Data about app and page elements:

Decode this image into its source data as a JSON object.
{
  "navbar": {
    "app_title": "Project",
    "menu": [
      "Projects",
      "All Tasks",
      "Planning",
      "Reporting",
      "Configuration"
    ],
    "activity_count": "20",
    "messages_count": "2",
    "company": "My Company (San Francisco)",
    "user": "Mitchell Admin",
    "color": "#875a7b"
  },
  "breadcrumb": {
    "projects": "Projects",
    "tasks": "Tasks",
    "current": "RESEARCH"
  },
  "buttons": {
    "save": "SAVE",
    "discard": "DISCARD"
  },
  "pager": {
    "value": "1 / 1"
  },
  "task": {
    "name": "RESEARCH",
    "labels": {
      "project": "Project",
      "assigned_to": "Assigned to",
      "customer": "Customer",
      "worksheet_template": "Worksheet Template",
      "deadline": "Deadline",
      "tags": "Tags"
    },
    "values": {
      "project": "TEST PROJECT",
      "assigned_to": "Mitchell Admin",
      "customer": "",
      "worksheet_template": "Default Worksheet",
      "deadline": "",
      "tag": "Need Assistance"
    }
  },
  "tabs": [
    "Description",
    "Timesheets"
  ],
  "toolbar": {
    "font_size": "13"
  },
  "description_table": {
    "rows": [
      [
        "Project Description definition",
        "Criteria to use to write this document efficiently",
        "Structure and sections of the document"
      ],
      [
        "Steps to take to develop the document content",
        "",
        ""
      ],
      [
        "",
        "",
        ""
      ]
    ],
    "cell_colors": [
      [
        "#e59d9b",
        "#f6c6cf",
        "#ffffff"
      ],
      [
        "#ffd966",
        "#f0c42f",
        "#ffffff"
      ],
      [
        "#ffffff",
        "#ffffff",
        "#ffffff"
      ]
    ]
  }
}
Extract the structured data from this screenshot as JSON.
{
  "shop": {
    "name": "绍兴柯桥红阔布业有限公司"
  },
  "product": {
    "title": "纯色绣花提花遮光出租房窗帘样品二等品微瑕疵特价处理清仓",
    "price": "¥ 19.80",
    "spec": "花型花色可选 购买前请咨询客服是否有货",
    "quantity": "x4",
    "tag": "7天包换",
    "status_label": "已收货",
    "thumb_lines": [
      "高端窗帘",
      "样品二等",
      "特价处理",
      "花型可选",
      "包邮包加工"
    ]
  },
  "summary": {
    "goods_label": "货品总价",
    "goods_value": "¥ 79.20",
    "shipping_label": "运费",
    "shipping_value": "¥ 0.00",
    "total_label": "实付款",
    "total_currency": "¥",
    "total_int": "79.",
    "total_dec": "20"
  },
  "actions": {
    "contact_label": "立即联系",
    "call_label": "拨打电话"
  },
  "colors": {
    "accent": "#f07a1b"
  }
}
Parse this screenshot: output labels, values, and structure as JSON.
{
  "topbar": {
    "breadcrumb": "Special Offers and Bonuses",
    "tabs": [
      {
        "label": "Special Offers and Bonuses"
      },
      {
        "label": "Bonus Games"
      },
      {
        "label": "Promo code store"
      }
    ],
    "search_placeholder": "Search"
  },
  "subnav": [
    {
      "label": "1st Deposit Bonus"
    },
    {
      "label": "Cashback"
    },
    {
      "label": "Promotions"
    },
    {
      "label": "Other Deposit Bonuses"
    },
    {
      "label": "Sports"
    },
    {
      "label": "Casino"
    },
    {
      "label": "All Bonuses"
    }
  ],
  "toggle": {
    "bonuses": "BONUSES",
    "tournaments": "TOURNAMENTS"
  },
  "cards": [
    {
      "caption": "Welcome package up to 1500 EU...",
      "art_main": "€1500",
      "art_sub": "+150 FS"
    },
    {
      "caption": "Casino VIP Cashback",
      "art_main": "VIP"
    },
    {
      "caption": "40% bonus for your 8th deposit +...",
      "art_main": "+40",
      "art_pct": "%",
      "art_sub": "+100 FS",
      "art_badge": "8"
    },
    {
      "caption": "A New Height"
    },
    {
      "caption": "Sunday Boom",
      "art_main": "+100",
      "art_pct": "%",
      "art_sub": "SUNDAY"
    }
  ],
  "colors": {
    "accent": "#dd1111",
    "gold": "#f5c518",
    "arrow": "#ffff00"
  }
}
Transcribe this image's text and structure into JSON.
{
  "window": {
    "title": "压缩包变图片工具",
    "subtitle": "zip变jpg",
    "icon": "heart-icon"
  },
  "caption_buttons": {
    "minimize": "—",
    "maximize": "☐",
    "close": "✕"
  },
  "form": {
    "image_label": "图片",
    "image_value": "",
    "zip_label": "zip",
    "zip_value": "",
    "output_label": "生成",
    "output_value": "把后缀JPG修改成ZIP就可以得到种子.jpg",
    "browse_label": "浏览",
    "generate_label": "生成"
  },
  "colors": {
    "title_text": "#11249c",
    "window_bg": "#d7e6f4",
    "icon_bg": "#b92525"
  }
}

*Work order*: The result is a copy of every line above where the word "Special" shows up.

*Solution for this task*:
    "breadcrumb": "Special Offers and Bonuses",
        "label": "Special Offers and Bonuses"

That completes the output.